What you are asked to do:
Show every line below where "link" can be found.
(Records Opens)
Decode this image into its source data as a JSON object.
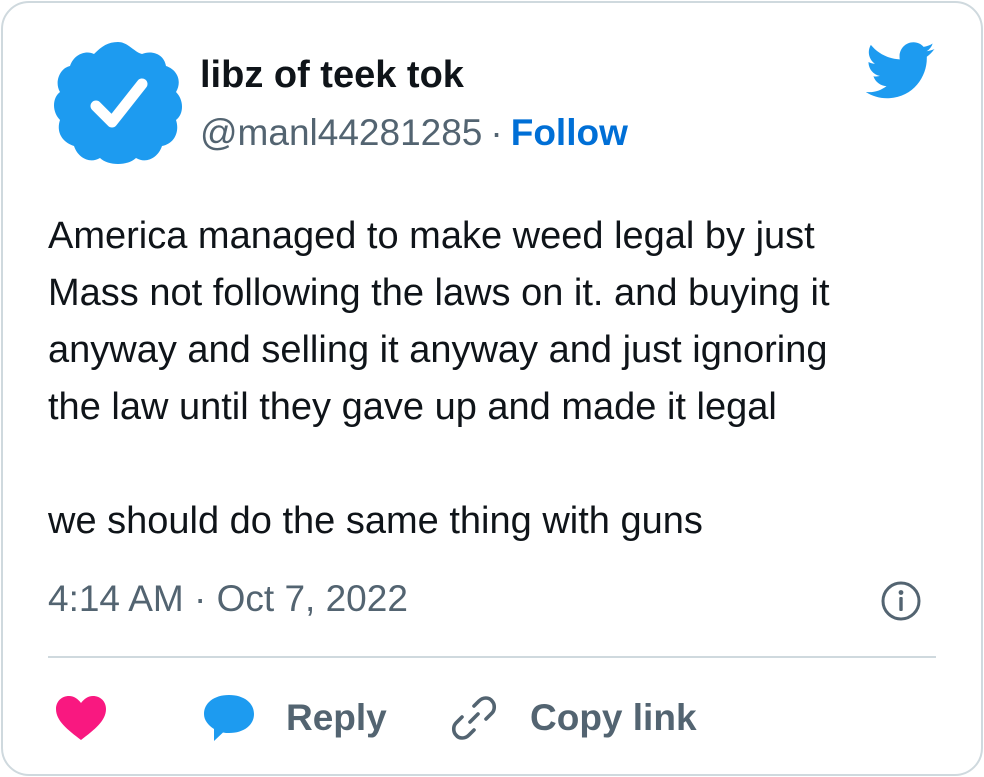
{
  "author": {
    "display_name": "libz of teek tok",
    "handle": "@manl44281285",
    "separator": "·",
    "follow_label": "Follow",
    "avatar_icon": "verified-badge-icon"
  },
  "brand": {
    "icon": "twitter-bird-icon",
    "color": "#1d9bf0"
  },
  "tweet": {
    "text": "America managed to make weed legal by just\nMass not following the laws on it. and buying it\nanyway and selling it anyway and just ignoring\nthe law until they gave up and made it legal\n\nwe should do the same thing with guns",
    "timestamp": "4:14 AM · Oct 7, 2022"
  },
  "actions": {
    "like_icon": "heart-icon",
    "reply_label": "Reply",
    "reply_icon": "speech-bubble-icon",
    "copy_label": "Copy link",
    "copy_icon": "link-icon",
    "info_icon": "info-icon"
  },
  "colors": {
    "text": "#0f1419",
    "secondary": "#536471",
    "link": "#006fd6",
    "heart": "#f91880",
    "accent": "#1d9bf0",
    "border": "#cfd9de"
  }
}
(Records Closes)
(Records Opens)
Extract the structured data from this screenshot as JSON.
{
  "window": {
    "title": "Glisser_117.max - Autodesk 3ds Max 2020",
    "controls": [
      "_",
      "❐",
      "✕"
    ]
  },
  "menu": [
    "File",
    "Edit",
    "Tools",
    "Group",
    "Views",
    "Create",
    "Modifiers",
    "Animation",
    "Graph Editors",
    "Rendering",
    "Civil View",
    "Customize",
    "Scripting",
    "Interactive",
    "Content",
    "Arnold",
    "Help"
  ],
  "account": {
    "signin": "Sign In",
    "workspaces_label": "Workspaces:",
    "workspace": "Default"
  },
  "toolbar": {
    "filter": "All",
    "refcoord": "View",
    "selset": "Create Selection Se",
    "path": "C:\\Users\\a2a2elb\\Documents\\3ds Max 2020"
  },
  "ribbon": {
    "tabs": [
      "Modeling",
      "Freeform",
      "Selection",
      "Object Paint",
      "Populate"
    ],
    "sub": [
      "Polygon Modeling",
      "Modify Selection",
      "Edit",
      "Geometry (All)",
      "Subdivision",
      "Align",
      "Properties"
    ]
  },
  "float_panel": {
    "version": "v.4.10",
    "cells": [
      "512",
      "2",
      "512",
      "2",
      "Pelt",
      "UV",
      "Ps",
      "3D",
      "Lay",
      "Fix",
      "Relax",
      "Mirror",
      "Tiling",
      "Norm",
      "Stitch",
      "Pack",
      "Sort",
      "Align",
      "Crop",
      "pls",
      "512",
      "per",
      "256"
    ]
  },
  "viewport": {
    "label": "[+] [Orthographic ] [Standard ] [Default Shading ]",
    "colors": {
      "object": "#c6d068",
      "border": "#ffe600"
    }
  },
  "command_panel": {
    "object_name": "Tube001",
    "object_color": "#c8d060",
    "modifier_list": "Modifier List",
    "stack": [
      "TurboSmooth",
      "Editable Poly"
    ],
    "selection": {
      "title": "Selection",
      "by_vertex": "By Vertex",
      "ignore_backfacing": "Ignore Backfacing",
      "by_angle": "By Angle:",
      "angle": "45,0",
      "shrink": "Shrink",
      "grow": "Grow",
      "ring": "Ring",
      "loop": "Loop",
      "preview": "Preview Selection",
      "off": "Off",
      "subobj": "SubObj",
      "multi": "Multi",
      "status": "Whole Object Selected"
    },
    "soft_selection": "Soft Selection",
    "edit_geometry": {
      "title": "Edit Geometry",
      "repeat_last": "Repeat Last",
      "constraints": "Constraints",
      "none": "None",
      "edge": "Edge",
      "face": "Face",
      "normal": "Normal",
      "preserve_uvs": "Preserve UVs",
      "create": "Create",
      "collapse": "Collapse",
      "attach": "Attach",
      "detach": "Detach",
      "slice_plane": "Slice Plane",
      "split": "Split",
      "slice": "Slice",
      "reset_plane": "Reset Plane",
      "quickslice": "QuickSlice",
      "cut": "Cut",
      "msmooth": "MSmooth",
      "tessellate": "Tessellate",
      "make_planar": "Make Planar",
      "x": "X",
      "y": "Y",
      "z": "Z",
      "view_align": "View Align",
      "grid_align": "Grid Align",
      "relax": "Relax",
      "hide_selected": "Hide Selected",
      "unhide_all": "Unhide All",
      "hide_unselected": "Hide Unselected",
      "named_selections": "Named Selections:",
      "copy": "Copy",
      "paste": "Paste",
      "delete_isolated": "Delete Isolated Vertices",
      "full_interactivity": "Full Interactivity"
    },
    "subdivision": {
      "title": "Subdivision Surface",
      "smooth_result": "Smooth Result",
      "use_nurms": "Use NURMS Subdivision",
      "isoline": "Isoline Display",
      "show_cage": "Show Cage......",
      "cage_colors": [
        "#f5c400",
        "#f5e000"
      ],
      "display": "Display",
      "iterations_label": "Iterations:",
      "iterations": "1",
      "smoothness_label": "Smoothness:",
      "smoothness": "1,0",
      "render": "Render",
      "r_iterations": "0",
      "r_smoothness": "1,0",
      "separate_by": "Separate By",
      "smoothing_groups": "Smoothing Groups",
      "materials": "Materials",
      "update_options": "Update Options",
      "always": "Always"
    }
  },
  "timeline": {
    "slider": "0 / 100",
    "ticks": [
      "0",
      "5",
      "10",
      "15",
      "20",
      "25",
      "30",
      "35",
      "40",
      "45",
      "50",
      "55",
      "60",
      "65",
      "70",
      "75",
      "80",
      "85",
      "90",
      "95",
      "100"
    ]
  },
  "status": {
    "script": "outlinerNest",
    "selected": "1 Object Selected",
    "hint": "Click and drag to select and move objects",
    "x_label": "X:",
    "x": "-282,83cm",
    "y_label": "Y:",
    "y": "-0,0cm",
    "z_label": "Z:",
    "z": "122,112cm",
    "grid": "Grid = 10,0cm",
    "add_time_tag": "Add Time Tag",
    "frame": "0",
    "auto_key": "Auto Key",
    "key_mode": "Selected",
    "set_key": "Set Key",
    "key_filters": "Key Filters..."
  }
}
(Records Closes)
Problem solution:
    "copy_label": "Copy link",
    "copy_icon": "link-icon",
    "link": "#006fd6",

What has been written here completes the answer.